§ **Task to carry out**: Identify every line in the records below that contains the word "this", and copy each of those lines.

(Excerpts from a dataset)
====

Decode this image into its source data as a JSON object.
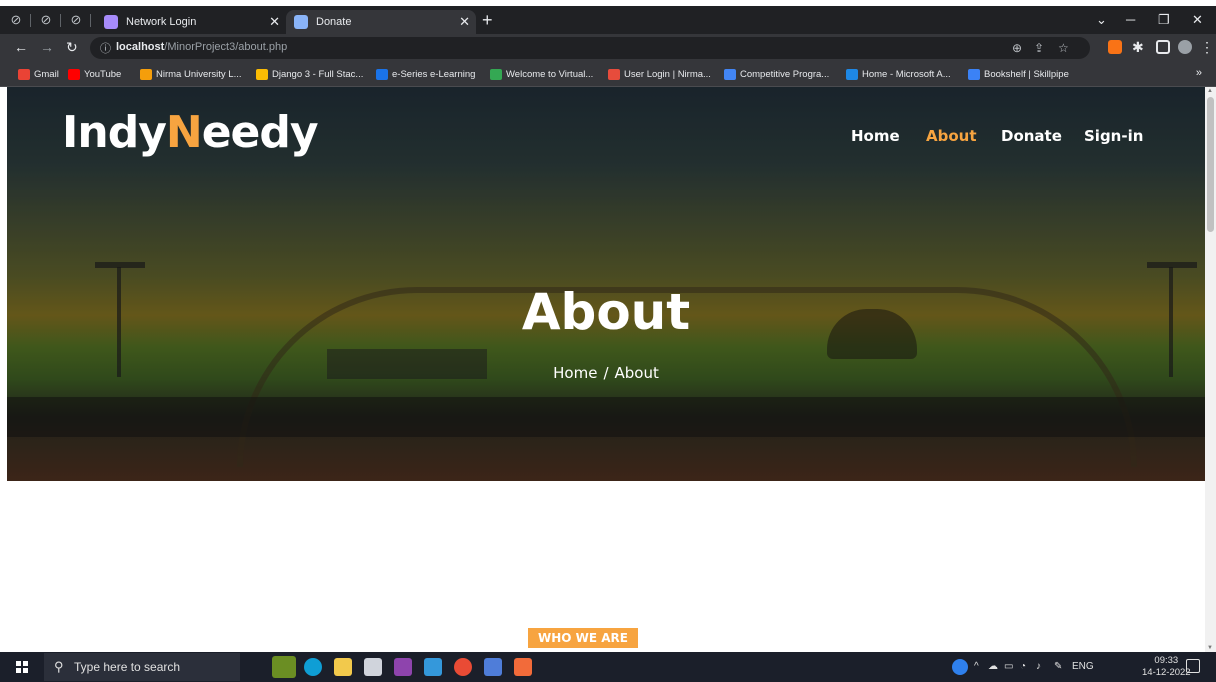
{
  "browser": {
    "tabs": [
      {
        "label": "Network Login",
        "favicon_color": "#a78bfa",
        "active": false
      },
      {
        "label": "Donate",
        "favicon_color": "#8ab4f8",
        "active": true
      }
    ],
    "address": {
      "host": "localhost",
      "path": "/MinorProject3/about.php"
    },
    "bookmarks": [
      {
        "label": "Gmail",
        "color": "#ea4335"
      },
      {
        "label": "YouTube",
        "color": "#ff0000"
      },
      {
        "label": "Nirma University L...",
        "color": "#f59e0b"
      },
      {
        "label": "Django 3 - Full Stac...",
        "color": "#fbbc04"
      },
      {
        "label": "e-Series e-Learning",
        "color": "#1a73e8"
      },
      {
        "label": "Welcome to Virtual...",
        "color": "#34a853"
      },
      {
        "label": "User Login | Nirma...",
        "color": "#e74c3c"
      },
      {
        "label": "Competitive Progra...",
        "color": "#4285f4"
      },
      {
        "label": "Home - Microsoft A...",
        "color": "#1e88e5"
      },
      {
        "label": "Bookshelf | Skillpipe",
        "color": "#3b82f6"
      }
    ]
  },
  "site": {
    "logo_part1": "Indy",
    "logo_accent": "N",
    "logo_part2": "eedy",
    "accent_color": "#f7a440",
    "nav": [
      {
        "label": "Home",
        "active": false
      },
      {
        "label": "About",
        "active": true
      },
      {
        "label": "Donate",
        "active": false
      },
      {
        "label": "Sign-in",
        "active": false
      }
    ],
    "hero_title": "About",
    "breadcrumb": [
      "Home",
      "/",
      "About"
    ],
    "section_badge": "WHO WE ARE"
  },
  "taskbar": {
    "search_placeholder": "Type here to search",
    "language": "ENG",
    "time": "09:33",
    "date": "14-12-2022"
  }
}
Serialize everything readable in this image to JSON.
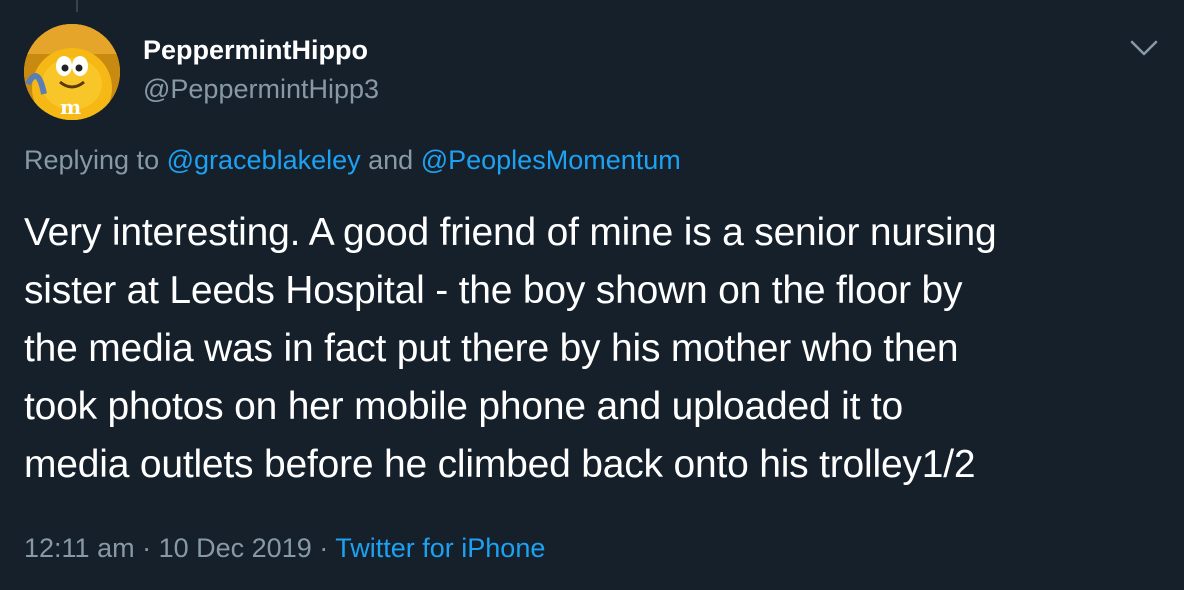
{
  "user": {
    "display_name": "PeppermintHippo",
    "handle": "@PeppermintHipp3",
    "avatar_icon": "mm-character-avatar"
  },
  "reply": {
    "prefix": "Replying to",
    "mention_1": "@graceblakeley",
    "conjunction": "and",
    "mention_2": "@PeoplesMomentum"
  },
  "tweet": {
    "lines": [
      "Very interesting. A good friend of mine is a senior nursing",
      "sister at Leeds Hospital - the boy shown on the floor by",
      "the media was in fact put there by his mother who then",
      "took photos on her mobile phone and uploaded it to",
      "media outlets before he climbed back onto his trolley1/2"
    ]
  },
  "meta": {
    "time": "12:11 am",
    "separator_1": "·",
    "date": "10 Dec 2019",
    "separator_2": "·",
    "source": "Twitter for iPhone"
  },
  "colors": {
    "background": "#15202b",
    "text": "#ffffff",
    "secondary": "#8899a6",
    "accent": "#1da1f2"
  }
}
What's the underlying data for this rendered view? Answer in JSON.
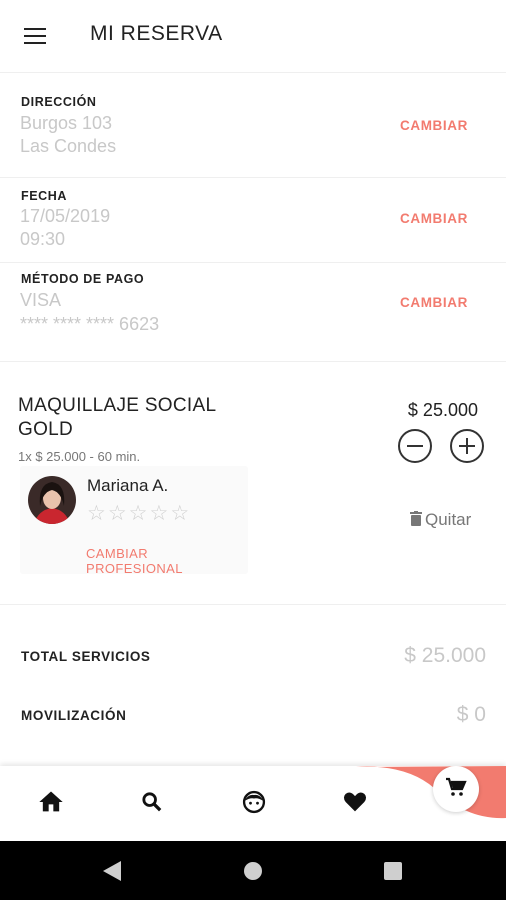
{
  "app_bar": {
    "title": "MI RESERVA"
  },
  "address": {
    "label": "DIRECCIÓN",
    "line1": "Burgos 103",
    "line2": "Las Condes",
    "change": "CAMBIAR"
  },
  "date": {
    "label": "FECHA",
    "line1": "17/05/2019",
    "line2": "09:30",
    "change": "CAMBIAR"
  },
  "payment": {
    "label": "MÉTODO DE PAGO",
    "line1": "VISA",
    "line2": "**** **** **** 6623",
    "change": "CAMBIAR"
  },
  "service": {
    "name": "MAQUILLAJE SOCIAL GOLD",
    "detail": "1x $ 25.000 - 60 min.",
    "price": "$ 25.000",
    "professional": {
      "name": "Mariana A.",
      "rating": 0,
      "change": "CAMBIAR PROFESIONAL"
    },
    "remove": "Quitar"
  },
  "totals": [
    {
      "label": "TOTAL SERVICIOS",
      "value": "$ 25.000"
    },
    {
      "label": "MOVILIZACIÓN",
      "value": "$ 0"
    }
  ],
  "bottom_nav": {
    "items": [
      "home-icon",
      "search-icon",
      "face-icon",
      "heart-icon",
      "cart-icon"
    ],
    "active": "cart-icon"
  },
  "colors": {
    "accent": "#f27b6f",
    "muted": "#c8c8c8",
    "text": "#222222"
  }
}
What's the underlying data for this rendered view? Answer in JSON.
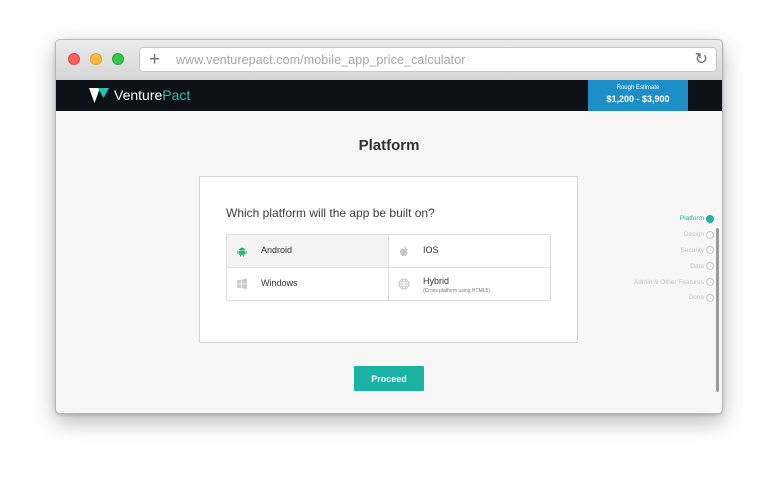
{
  "browser": {
    "url": "www.venturepact.com/mobile_app_price_calculator",
    "new_tab_glyph": "+",
    "reload_glyph": "↻"
  },
  "navbar": {
    "logo_part1": "Venture",
    "logo_part2": "Pact",
    "estimate_label": "Rough Estimate",
    "estimate_value": "$1,200 - $3,900"
  },
  "main": {
    "title": "Platform",
    "question": "Which platform will the app be built on?",
    "options": [
      {
        "label": "Android",
        "icon": "android-icon",
        "selected": true
      },
      {
        "label": "IOS",
        "icon": "apple-icon"
      },
      {
        "label": "Windows",
        "icon": "windows-icon"
      },
      {
        "label": "Hybrid",
        "sublabel": "(Cross platform using HTML5)",
        "icon": "globe-icon"
      }
    ],
    "proceed_label": "Proceed"
  },
  "steps": [
    {
      "label": "Platform",
      "active": true
    },
    {
      "label": "Design"
    },
    {
      "label": "Security"
    },
    {
      "label": "Data"
    },
    {
      "label": "Admin & Other Features"
    },
    {
      "label": "Done"
    }
  ],
  "colors": {
    "accent": "#1ab3a3",
    "navbar": "#0d1117",
    "estimate": "#1e8ec6"
  }
}
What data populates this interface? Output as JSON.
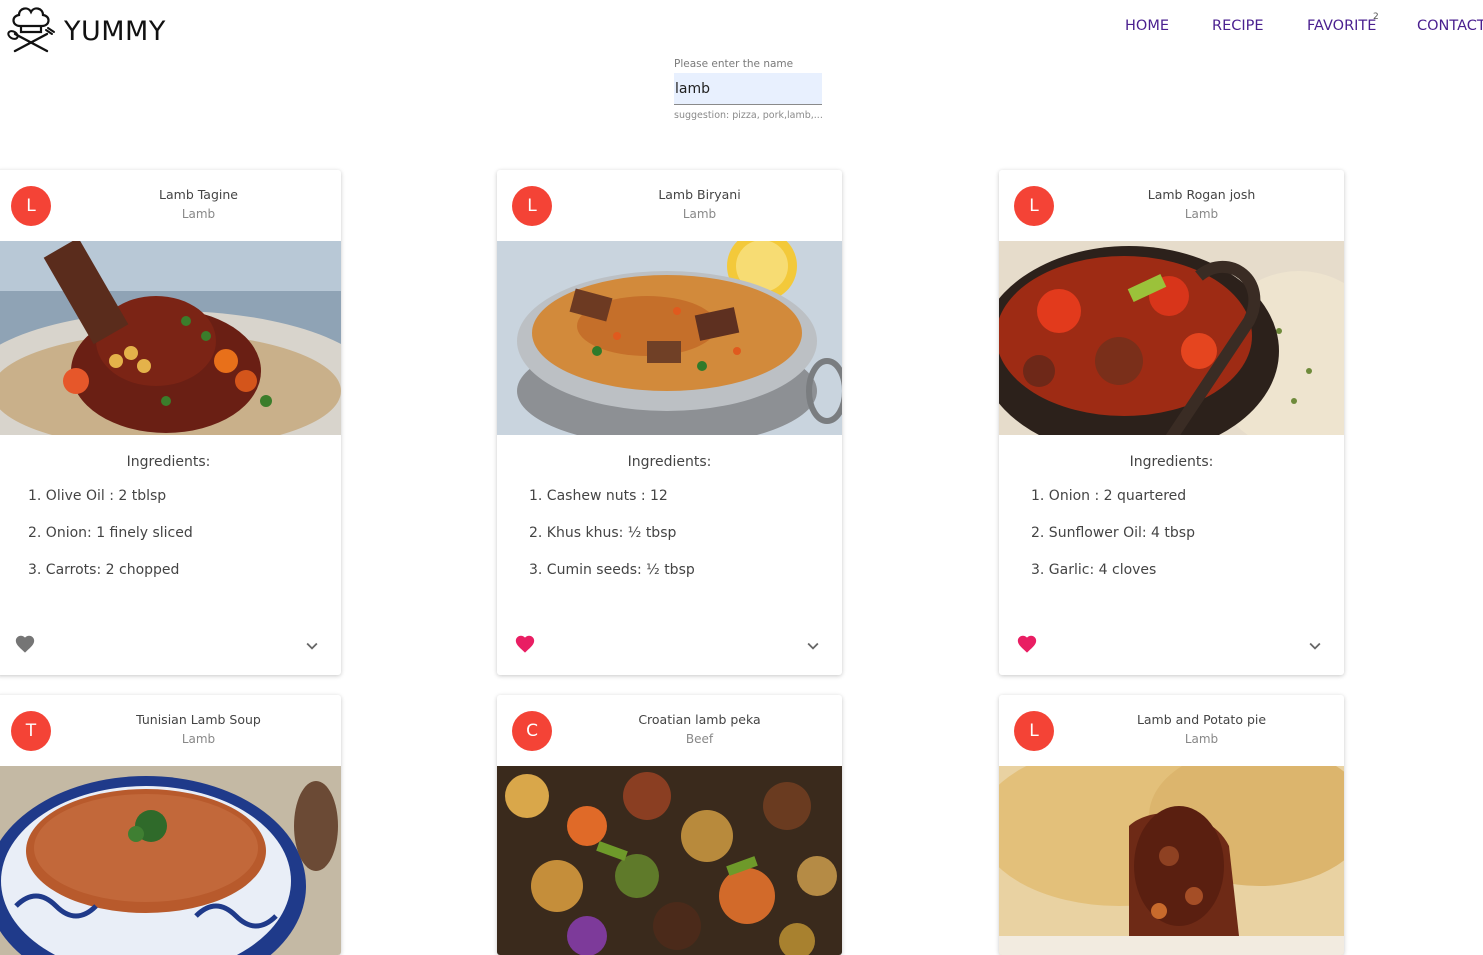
{
  "brand": {
    "name": "YUMMY",
    "logo_icon": "chef-hat-crossed-utensils-icon"
  },
  "nav": {
    "items": [
      {
        "label": "HOME"
      },
      {
        "label": "RECIPE"
      },
      {
        "label": "FAVORITE",
        "badge": "2"
      },
      {
        "label": "CONTACT"
      }
    ]
  },
  "search": {
    "label": "Please enter the name",
    "value": "lamb",
    "hint": "suggestion: pizza, pork,lamb,..."
  },
  "colors": {
    "accent_nav": "#4a1f8f",
    "avatar": "#f44336",
    "heart_active": "#e91e63",
    "heart_inactive": "#757575"
  },
  "ingredients_heading": "Ingredients:",
  "cards": [
    {
      "initial": "L",
      "title": "Lamb Tagine",
      "category": "Lamb",
      "favorite": false,
      "ingredients": [
        "1. Olive Oil : 2 tblsp",
        "2. Onion: 1 finely sliced",
        "3. Carrots: 2 chopped"
      ]
    },
    {
      "initial": "L",
      "title": "Lamb Biryani",
      "category": "Lamb",
      "favorite": true,
      "ingredients": [
        "1. Cashew nuts : 12",
        "2. Khus khus: ½ tbsp",
        "3. Cumin seeds: ½ tbsp"
      ]
    },
    {
      "initial": "L",
      "title": "Lamb Rogan josh",
      "category": "Lamb",
      "favorite": true,
      "ingredients": [
        "1. Onion : 2 quartered",
        "2. Sunflower Oil: 4 tbsp",
        "3. Garlic: 4 cloves"
      ]
    },
    {
      "initial": "T",
      "title": "Tunisian Lamb Soup",
      "category": "Lamb"
    },
    {
      "initial": "C",
      "title": "Croatian lamb peka",
      "category": "Beef"
    },
    {
      "initial": "L",
      "title": "Lamb and Potato pie",
      "category": "Lamb"
    }
  ]
}
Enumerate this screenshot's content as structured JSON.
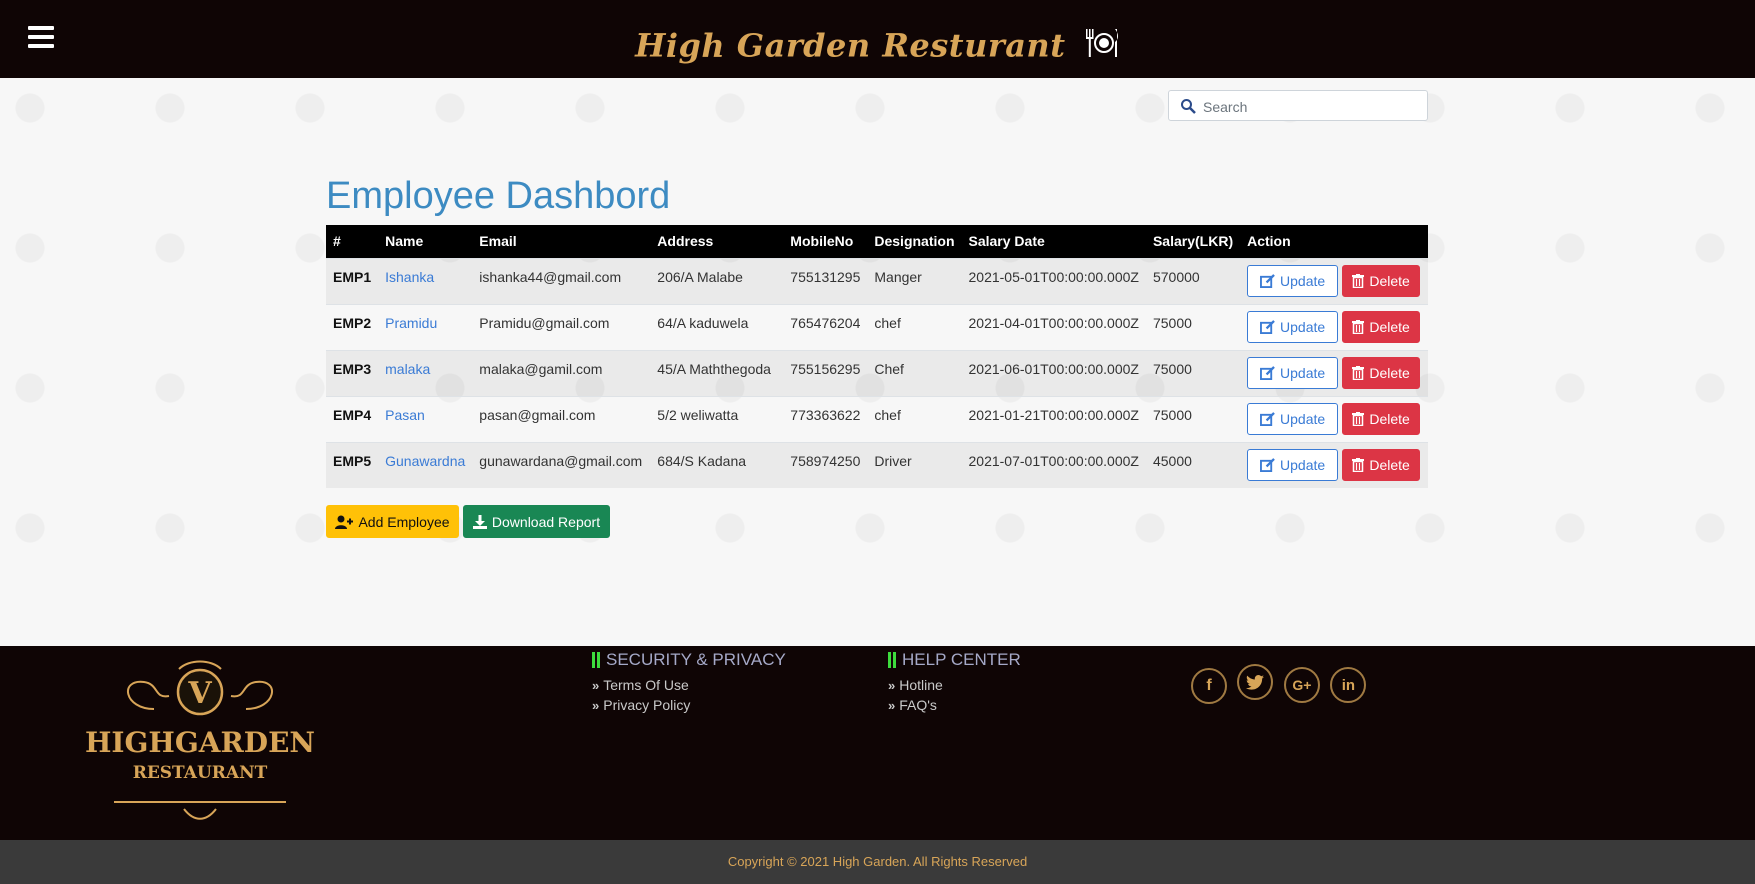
{
  "header": {
    "brand_title": "High Garden Resturant",
    "icon_color": "#ffffff",
    "title_color": "#d8a558"
  },
  "search": {
    "placeholder": "Search"
  },
  "page": {
    "title": "Employee Dashbord"
  },
  "table": {
    "columns": [
      "#",
      "Name",
      "Email",
      "Address",
      "MobileNo",
      "Designation",
      "Salary Date",
      "Salary(LKR)",
      "Action"
    ],
    "rows": [
      {
        "id": "EMP1",
        "name": "Ishanka",
        "email": "ishanka44@gmail.com",
        "address": "206/A Malabe",
        "mobile": "755131295",
        "designation": "Manger",
        "salary_date": "2021-05-01T00:00:00.000Z",
        "salary": "570000"
      },
      {
        "id": "EMP2",
        "name": "Pramidu",
        "email": "Pramidu@gmail.com",
        "address": "64/A kaduwela",
        "mobile": "765476204",
        "designation": "chef",
        "salary_date": "2021-04-01T00:00:00.000Z",
        "salary": "75000"
      },
      {
        "id": "EMP3",
        "name": "malaka",
        "email": "malaka@gamil.com",
        "address": "45/A Maththegoda",
        "mobile": "755156295",
        "designation": "Chef",
        "salary_date": "2021-06-01T00:00:00.000Z",
        "salary": "75000"
      },
      {
        "id": "EMP4",
        "name": "Pasan",
        "email": "pasan@gmail.com",
        "address": "5/2 weliwatta",
        "mobile": "773363622",
        "designation": "chef",
        "salary_date": "2021-01-21T00:00:00.000Z",
        "salary": "75000"
      },
      {
        "id": "EMP5",
        "name": "Gunawardna",
        "email": "gunawardana@gmail.com",
        "address": "684/S Kadana",
        "mobile": "758974250",
        "designation": "Driver",
        "salary_date": "2021-07-01T00:00:00.000Z",
        "salary": "45000"
      }
    ],
    "update_label": "Update",
    "delete_label": "Delete"
  },
  "actions": {
    "add_employee": "Add Employee",
    "download_report": "Download Report"
  },
  "footer": {
    "logo_letter": "V",
    "logo_line1": "HIGHGARDEN",
    "logo_line2": "RESTAURANT",
    "security": {
      "title": "SECURITY & PRIVACY",
      "links": [
        "Terms Of Use",
        "Privacy Policy"
      ]
    },
    "help": {
      "title": "HELP CENTER",
      "links": [
        "Hotline",
        "FAQ's"
      ]
    },
    "social": [
      "facebook-icon",
      "twitter-icon",
      "google-plus-icon",
      "linkedin-icon"
    ],
    "copyright": "Copyright © 2021 High Garden. All Rights Reserved"
  },
  "colors": {
    "dark_bg": "#0f0505",
    "gold": "#d8a558",
    "title_blue": "#3d8bc2",
    "link_blue": "#3a7bd5",
    "delete_red": "#dc3545",
    "add_yellow": "#ffc107",
    "download_green": "#198754"
  }
}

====

§ **Answer section**:
Decode this image into its source data as a JSON object.
Serialize everything readable in this image to JSON.
What's the underlying data for this rendered view? Answer in JSON.
What's the underlying data for this rendered view? Answer in JSON.
What data populates this interface? Output as JSON.
Enumerate this screenshot's content as structured JSON.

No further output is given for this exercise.